The financier by theodore dreiser xxviii-xxxviii chapter

Chapter XXVIII

It was in the face of this very altered situation that Cowperwood
Arrived at Stener’s office late this Monday afternoon.

Stener was quite alone, worried and distraught. He was anxious to see
Cowperwood, and at the same time afraid.

“George,” began Cowperwood, briskly, on seeing him, “I haven’t much time
To spare now, but I’ve come, finally, to tell you that you’ll have to
Let me have three hundred thousand more if you don’t want me to fail.
Things are looking very bad today. They’ve caught me in a corner on
My loans; but this storm isn’t going to last. You can see by the very
Character of it that it can’t.”

He was looking at Stener’s face, and seeing fear and a pained and
Yet very definite necessity for opposition written there. “Chicago is
Burning, but it will be built up again. Business will be all the better

/> For it later on. Now, I want you to be reasonable and help me. Don’t get
Frightened.”

Stener stirred uneasily. “Don’t let these politicians scare you to
Death. It will all blow over in a few days, and then we’ll be better off
Than ever. Did you see Mollenhauer?”

“Yes.”

“Well, what did he have to say?”

“He said just what I thought he’d say. He won’t let me do this. I can’t,
Frank, I tell you!” exclaimed Stener, jumping up. He was so nervous
That he had had a hard time keeping his seat during this short, direct
Conversation. “I can’t! They’ve got me in a corner! They’re after me!
They all know what we’ve been doing. Oh, say, Frank” – he threw up his
Arms wildly – “you’ve got to get me out of this. You’ve got to let me
Have that five hundred thousand back and get me out of this. If you
Don’t, and you should fail, they’ll send me to the penitentiary. I’ve
Got a wife and four children, Frank. I can’t go on in this. It’s too big
For me. I never should have gone in on it in the first place. I never
Would have if you hadn’t persuaded me, in a way. I never thought when I
Began that I would ever get in as bad as all this. I can’t go on, Frank.
I can’t! I’m willing you should have all my stock. Only give me back
That five hundred thousand, and we’ll call it even.” His voice rose
Nervously as he talked, and he wiped his wet forehead with his hand and
Stared at Cowperwood pleadingly, foolishly.

Cowperwood stared at him in return for a few moments with a cold, fishy
Eye. He knew a great deal about human nature, and he was ready for and
Expectant of any queer shift in an individual’s attitude, particularly
In time of panic; but this shift of Stener’s was quite too much. “Whom
Else have you been talking to, George, since I saw you? Whom have you
Seen? What did Sengstack have to say?”
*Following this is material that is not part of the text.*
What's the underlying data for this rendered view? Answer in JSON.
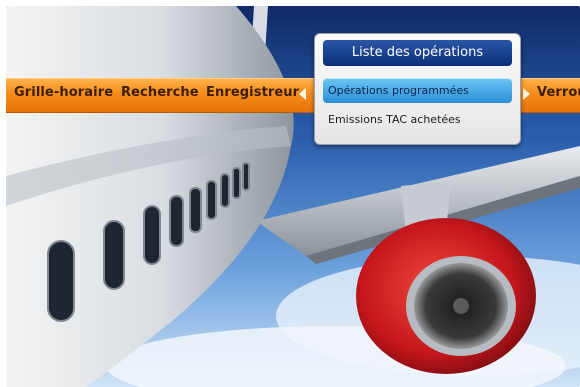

“He says just what Mollenhauer does, that I mustn’t loan any more money
Under any circumstances, and he says I ought to get that five hundred
Thousand back as quickly as possible.”
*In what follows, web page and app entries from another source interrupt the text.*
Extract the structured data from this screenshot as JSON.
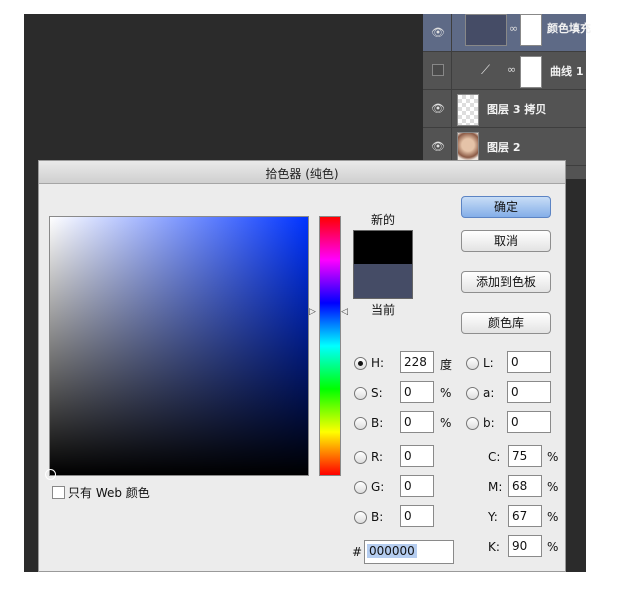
{
  "layers_panel": {
    "layers": [
      {
        "name": "颜色填充",
        "visible": true,
        "selected": true
      },
      {
        "name": "曲线 1",
        "visible": false,
        "selected": false
      },
      {
        "name": "图层 3 拷贝",
        "visible": true,
        "selected": false
      },
      {
        "name": "图层 2",
        "visible": true,
        "selected": false
      }
    ]
  },
  "dialog": {
    "title": "拾色器 (纯色)",
    "new_label": "新的",
    "current_label": "当前",
    "new_color": "#000000",
    "current_color": "#454c66",
    "buttons": {
      "ok": "确定",
      "cancel": "取消",
      "add_to_swatches": "添加到色板",
      "color_libraries": "颜色库"
    },
    "web_only_label": "只有 Web 颜色",
    "fields": {
      "H": {
        "label": "H:",
        "value": "228",
        "unit": "度",
        "selected": true
      },
      "S": {
        "label": "S:",
        "value": "0",
        "unit": "%"
      },
      "B": {
        "label": "B:",
        "value": "0",
        "unit": "%"
      },
      "R": {
        "label": "R:",
        "value": "0"
      },
      "G": {
        "label": "G:",
        "value": "0"
      },
      "B2": {
        "label": "B:",
        "value": "0"
      },
      "L": {
        "label": "L:",
        "value": "0"
      },
      "a": {
        "label": "a:",
        "value": "0"
      },
      "b": {
        "label": "b:",
        "value": "0"
      },
      "C": {
        "label": "C:",
        "value": "75",
        "unit": "%"
      },
      "M": {
        "label": "M:",
        "value": "68",
        "unit": "%"
      },
      "Y": {
        "label": "Y:",
        "value": "67",
        "unit": "%"
      },
      "K": {
        "label": "K:",
        "value": "90",
        "unit": "%"
      }
    },
    "hex_symbol": "#",
    "hex_value": "000000"
  }
}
“And you think Mollenhauer wants to help you, do you?” inquired
Cowperwood, finding it hard to efface the contempt which kept forcing
Itself into his voice.

“I think he does, yes. I don’t know who else will, Frank, if he don’t.
He’s one of the big political forces in this town.”
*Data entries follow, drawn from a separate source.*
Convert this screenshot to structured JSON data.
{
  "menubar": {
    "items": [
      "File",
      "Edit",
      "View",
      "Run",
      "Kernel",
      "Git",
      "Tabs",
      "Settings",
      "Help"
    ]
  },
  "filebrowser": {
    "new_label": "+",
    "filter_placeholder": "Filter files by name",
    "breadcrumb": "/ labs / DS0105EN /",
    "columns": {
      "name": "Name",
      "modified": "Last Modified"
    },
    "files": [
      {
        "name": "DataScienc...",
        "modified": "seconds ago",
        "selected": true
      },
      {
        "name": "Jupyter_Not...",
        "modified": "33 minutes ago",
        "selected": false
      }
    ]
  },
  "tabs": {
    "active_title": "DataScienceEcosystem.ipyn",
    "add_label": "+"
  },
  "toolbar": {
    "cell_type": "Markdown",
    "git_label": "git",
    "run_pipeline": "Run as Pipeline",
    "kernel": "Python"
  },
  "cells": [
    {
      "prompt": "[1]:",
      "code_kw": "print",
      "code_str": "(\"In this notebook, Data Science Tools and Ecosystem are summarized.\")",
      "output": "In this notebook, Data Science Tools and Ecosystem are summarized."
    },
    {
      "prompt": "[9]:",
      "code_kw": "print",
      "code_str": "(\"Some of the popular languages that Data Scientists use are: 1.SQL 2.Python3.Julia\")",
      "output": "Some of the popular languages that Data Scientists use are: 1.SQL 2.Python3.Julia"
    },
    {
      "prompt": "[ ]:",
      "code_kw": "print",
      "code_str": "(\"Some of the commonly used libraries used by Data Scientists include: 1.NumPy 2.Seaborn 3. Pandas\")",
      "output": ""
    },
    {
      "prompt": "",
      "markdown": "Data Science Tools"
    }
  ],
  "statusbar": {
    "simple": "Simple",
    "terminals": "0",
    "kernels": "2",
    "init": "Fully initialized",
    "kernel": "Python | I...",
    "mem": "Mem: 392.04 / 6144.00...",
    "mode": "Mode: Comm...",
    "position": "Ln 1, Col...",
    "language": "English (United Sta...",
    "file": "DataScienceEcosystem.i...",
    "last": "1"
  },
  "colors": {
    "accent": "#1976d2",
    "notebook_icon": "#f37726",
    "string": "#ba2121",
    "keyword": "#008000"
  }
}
“Listen to me,” began Cowperwood, eyeing him fixedly. Then he paused.
“What did he say you should do about your holdings?”

“Sell them through Tighe & Company and put the money back in the
Treasury, if you won’t take them.”

“Sell them to whom?” asked Cowperwood, thinking of Stener’s last words.

“To any one on ‘change who’ll take them, I suppose. I don’t know.”